A few days ago Craig asked me what bike I was wanting to race next year, a topic I am always keen on discussing, and had been milling over myself on the interweb just the day before. "You know, I am thinking about racing a Stumpjumper." Not exactly what he was thinking I would say but none the less he listened as I told of the merits of bikes with loads of travel that only weigh what my hardtails did 10 years ago.
So yesterday he alerted me of this cool interweb contest of sorts to choose the members of the first ever assembled Stumpjumper Trail Crew, This looks right up my ally, so here I am officially throwing my name in the hat and making my case why I belong as one of the 8 founding members.
They are looking for avid mountain bikers who ride a lot. A lot is a fairly relaitve phrase, but I do not believe their are any circles of mountain bikers that would not consider the amount that I ride as a lot. A little snapshot of the past three days has my tally of miles aboard 4 inches of travel and tires wider than 2 inches as firmly over 150. In the greater picture I have consistently been logging miles in dirt for the last 15 years of my life, I have taken the wonderful opportunity to ride dirt pedal bikes in every corner of the country, on all manner of terrain, both riding and racing. I am an avid mountain biker that rides a lot.
They want people who can tell a good story. That will be a little harder for me to quantify. But I do have a few stories in my bag that sound good around a campfire. Do you want to hear about the time Amber and I were four wheel drifting corners in a deluge of rain to get down to the Mah Da Hey trail in North Dakota, only to discover the next day we were on a knifes edge ridge with death plummets on either side. Or the time I was racing in Steamboat Springs in a 24 hour race and got blown of my bike by lightning. I like my story of my first 12 hour race in Nebraska, Amber, Her Dad, and I-with a collection of crappy lights, a half a loaf of bread, some peanut butter. I also like the story about my Dad and I sleeping in the airport in Vancouver. I have a nice little tale of riding on the Navajo Reservation and coming across people living at in the middle of NOWHERE offering me food and tea. There are plenty of stories from my first 27 years of life, there should be many more to come, and I feel I am pretty decent at telling them.
Now it does look like I may be a little more racer boy than they are looking for here in this group, and I will never claim to be otherwise. Even though my legs are not shaved and I log a lot more hours on fat tires than skinny I believe in racing. At its most basic level it is an all out trail ride with good friends, the more complex element involves combining your values with long term projections, making a plan and then laying your soul on the line to see what your made of(that all can be a frightening prospect, and may never overcome). I believe I have a balance between the different sides of racing, and the MTB industry would do well to take a cue from myself and my many racing mates on how to throw down and still keep our world attractive to the outsiders looking in.

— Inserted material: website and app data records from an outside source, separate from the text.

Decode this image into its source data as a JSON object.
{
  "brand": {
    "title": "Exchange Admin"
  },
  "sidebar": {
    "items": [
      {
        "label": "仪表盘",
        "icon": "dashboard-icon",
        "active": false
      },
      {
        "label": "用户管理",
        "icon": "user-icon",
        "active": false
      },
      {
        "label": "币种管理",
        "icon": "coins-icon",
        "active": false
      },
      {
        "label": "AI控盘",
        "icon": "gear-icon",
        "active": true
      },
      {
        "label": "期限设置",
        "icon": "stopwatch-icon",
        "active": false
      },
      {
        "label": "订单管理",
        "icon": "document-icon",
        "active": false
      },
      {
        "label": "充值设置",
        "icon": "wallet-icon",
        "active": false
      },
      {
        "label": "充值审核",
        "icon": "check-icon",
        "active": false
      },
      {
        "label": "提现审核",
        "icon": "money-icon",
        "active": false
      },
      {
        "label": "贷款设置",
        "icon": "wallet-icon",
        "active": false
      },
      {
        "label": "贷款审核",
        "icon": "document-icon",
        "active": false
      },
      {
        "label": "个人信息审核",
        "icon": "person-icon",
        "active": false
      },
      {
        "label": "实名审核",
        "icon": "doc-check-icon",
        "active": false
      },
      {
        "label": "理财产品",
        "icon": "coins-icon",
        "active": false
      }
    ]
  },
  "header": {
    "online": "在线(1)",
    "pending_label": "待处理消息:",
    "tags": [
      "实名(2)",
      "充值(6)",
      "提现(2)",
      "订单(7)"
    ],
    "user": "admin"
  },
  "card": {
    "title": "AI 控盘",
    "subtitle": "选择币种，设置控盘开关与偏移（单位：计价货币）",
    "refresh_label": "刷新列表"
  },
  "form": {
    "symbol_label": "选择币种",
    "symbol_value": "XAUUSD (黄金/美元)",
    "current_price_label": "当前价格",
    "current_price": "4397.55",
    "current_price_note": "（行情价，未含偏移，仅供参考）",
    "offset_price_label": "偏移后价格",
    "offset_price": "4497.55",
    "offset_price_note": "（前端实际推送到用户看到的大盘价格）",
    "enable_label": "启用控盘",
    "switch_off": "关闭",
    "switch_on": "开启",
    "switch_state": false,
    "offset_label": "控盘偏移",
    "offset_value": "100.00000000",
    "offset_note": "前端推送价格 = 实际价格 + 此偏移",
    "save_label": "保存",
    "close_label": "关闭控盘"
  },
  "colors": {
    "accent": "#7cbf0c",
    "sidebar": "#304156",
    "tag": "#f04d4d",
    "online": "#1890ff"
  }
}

I also fit right in on the trail care side if the coin. My father and I initially created the trails that have mutated into Lake Wilson's supreme dream ribbon. Myself and my trail partner Bob Behrens scratched in a network of trails along the Arkansas River in Great Bend, KS. And now that I am in Kansas City I have put many hours into the beginning of the masterpiece that will be Swope Park. There is absolutely nothing that gets my crank turning like Swope Park-the future is so exciting for the miles and miles of steep rocky root infested trails that will be smack in the heart of Kansas City, Missouri.
Specialized wants riders that can lead group rides. I think I am well qualified in that regard. Currently I lead 3 rides a week for Spin Pizza, and every weekend we do not race put together a small band of rangers to assault either Landahl or Swope. I also guided in this cool little mountain biking location called Moab, Utah for 6 months. This is a duty I can perform at a high proficiency level.
Specialized wants riders that respect and our respected by their mountain biking peers. I know how hard I have worked so that I can feel I have my place in our greater mountain bike community. Anyone who I witness take the time and make the effort to really live out what they love in bikes is a friend of mine. I can not speak for everyone out there but I believe they feel the same of me. If that is true of you reading this I would appreciate you leaving a note in the comments for me to prove this to Specialized's Stumpjumper Trail Crew assembly team.
There is my pitch, I will hope for the best, which is hands loose on the bars, elbows bent, hips floating over the saddle, left foot leading, bike leaning subtly inside, eyeing the outside bank in the bench, that should give you just enough time to straighten it up to bump jump the root garden just ahead.